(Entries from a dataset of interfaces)
[Start of section]
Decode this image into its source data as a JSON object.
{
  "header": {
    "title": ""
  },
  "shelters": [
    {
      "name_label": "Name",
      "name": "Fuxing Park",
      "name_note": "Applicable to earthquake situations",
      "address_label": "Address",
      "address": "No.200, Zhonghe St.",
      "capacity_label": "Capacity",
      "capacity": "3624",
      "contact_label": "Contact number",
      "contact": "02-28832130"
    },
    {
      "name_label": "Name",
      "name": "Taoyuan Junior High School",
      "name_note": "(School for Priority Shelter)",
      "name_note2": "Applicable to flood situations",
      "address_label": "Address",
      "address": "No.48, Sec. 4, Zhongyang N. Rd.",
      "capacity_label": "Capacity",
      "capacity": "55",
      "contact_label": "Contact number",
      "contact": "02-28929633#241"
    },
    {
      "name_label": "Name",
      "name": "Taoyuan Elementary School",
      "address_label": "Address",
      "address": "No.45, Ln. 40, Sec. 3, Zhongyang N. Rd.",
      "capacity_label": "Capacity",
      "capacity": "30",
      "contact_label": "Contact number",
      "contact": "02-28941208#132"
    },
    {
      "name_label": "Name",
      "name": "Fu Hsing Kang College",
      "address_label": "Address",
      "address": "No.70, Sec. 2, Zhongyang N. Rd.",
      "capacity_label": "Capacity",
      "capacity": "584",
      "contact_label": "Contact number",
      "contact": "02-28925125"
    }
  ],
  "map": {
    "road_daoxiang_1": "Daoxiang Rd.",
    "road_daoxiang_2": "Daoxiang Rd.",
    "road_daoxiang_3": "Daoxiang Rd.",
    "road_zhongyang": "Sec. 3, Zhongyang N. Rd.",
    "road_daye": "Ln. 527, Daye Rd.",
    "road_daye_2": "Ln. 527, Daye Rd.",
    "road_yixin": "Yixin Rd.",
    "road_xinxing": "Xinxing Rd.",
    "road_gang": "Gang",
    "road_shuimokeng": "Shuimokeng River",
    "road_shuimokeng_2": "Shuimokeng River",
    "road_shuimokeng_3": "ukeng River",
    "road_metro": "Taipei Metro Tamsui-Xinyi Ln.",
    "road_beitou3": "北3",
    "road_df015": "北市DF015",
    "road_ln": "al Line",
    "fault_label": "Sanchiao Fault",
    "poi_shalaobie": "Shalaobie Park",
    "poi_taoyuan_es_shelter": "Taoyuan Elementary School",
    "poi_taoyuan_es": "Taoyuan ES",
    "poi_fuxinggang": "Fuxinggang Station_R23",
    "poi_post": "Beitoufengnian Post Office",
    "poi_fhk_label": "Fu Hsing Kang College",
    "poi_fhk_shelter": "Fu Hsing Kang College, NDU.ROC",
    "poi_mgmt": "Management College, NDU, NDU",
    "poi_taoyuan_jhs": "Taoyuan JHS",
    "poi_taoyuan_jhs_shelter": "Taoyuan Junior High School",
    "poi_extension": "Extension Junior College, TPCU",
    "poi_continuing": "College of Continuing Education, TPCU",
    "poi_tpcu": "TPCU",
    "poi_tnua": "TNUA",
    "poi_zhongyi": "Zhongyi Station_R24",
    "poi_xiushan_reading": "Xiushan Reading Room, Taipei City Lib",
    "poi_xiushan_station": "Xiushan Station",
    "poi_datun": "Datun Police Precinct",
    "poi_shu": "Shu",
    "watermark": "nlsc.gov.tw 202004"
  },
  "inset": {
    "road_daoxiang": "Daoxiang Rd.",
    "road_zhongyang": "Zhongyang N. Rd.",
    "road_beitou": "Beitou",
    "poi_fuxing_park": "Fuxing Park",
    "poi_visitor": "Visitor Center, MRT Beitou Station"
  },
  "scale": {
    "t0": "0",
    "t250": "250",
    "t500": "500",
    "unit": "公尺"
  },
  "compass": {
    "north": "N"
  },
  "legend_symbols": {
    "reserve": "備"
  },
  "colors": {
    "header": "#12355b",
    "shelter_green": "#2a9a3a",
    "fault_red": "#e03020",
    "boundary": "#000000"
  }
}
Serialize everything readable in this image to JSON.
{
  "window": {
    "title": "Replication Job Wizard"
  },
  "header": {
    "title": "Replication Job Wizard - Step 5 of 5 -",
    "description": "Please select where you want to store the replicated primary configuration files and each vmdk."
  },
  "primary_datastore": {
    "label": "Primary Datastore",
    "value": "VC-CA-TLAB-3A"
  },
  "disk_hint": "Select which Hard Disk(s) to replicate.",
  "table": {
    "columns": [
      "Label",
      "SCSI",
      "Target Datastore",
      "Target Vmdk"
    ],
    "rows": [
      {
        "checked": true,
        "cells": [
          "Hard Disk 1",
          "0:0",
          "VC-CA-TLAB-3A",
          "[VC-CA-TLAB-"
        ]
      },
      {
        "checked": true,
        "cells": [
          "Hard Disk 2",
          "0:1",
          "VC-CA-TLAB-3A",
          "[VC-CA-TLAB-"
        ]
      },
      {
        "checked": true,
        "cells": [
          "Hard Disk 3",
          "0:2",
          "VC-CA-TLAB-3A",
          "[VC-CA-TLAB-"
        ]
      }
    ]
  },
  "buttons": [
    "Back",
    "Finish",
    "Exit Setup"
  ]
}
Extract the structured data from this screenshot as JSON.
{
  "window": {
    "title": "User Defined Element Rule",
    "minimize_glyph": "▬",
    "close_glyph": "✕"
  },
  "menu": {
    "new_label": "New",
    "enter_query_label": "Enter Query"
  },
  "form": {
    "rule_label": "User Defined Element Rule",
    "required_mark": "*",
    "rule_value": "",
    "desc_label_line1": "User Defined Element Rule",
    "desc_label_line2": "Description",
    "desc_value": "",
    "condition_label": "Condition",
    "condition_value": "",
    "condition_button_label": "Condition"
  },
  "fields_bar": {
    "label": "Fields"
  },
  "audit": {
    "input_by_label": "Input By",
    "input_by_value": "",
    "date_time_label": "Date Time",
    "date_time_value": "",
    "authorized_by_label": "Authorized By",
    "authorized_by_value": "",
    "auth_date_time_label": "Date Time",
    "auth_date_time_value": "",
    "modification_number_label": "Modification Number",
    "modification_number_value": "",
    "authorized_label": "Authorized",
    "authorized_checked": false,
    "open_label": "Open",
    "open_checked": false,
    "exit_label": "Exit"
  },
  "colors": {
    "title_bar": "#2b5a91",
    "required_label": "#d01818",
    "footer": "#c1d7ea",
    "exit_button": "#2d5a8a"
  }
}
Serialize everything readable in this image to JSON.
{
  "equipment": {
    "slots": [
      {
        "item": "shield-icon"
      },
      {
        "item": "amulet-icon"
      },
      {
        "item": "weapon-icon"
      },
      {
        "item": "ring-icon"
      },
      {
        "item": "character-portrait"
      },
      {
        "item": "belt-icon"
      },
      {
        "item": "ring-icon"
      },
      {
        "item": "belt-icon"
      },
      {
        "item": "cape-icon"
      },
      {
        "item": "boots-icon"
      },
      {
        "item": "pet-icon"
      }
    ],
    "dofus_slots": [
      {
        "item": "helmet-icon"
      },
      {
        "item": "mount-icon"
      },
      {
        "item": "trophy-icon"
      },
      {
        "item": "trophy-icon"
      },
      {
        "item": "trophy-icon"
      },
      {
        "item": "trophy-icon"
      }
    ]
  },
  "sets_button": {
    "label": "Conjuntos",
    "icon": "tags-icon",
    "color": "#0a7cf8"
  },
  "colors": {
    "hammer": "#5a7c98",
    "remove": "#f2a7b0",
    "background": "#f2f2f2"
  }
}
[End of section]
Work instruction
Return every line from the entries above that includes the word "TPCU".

Solution to this problem
    "poi_extension": "Extension Junior College, TPCU",
    "poi_continuing": "College of Continuing Education, TPCU",
    "poi_tpcu": "TPCU",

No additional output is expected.